* **Work task**:
The entries below are to be restated exactly, and their images are to be omitted.

***** Task input *****

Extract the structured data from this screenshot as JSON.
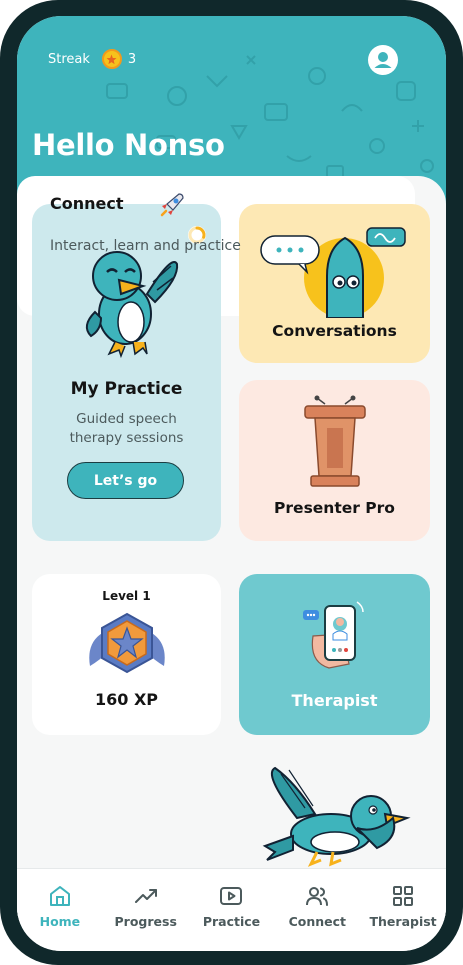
{
  "header": {
    "streak_label": "Streak",
    "streak_count": "3",
    "greeting": "Hello Nonso"
  },
  "cards": {
    "practice": {
      "title": "My Practice",
      "subtitle": "Guided speech therapy sessions",
      "button": "Let’s go",
      "progress": 0.3
    },
    "conversations": {
      "title": "Conversations"
    },
    "presenter": {
      "title": "Presenter Pro"
    },
    "level": {
      "label": "Level 1",
      "xp": "160 XP"
    },
    "therapist": {
      "title": "Therapist"
    },
    "connect": {
      "title": "Connect",
      "subtitle": "Interact, learn and practice"
    }
  },
  "nav": {
    "items": [
      {
        "label": "Home",
        "icon": "home-icon",
        "active": true
      },
      {
        "label": "Progress",
        "icon": "trend-up-icon"
      },
      {
        "label": "Practice",
        "icon": "play-icon"
      },
      {
        "label": "Connect",
        "icon": "users-icon"
      },
      {
        "label": "Therapist",
        "icon": "grid-icon"
      }
    ]
  },
  "colors": {
    "brand": "#3eb4bc",
    "frame": "#10282b",
    "practice_card": "#cde9ed",
    "conversations_card": "#fde8b4",
    "presenter_card": "#fde9e1",
    "therapist_card": "#6fc9cf",
    "coin": "#f7c21c"
  }
}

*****

* **Answer space**:
Extract the structured data from this screenshot as JSON.
{
  "header": {
    "streak_label": "Streak",
    "streak_count": "3",
    "greeting": "Hello Nonso"
  },
  "cards": {
    "practice": {
      "title": "My Practice",
      "subtitle": "Guided speech therapy sessions",
      "button": "Let’s go",
      "progress": 0.3
    },
    "conversations": {
      "title": "Conversations"
    },
    "presenter": {
      "title": "Presenter Pro"
    },
    "level": {
      "label": "Level 1",
      "xp": "160 XP"
    },
    "therapist": {
      "title": "Therapist"
    },
    "connect": {
      "title": "Connect",
      "subtitle": "Interact, learn and practice"
    }
  },
  "nav": {
    "items": [
      {
        "label": "Home",
        "icon": "home-icon",
        "active": true
      },
      {
        "label": "Progress",
        "icon": "trend-up-icon"
      },
      {
        "label": "Practice",
        "icon": "play-icon"
      },
      {
        "label": "Connect",
        "icon": "users-icon"
      },
      {
        "label": "Therapist",
        "icon": "grid-icon"
      }
    ]
  },
  "colors": {
    "brand": "#3eb4bc",
    "frame": "#10282b",
    "practice_card": "#cde9ed",
    "conversations_card": "#fde8b4",
    "presenter_card": "#fde9e1",
    "therapist_card": "#6fc9cf",
    "coin": "#f7c21c"
  }
}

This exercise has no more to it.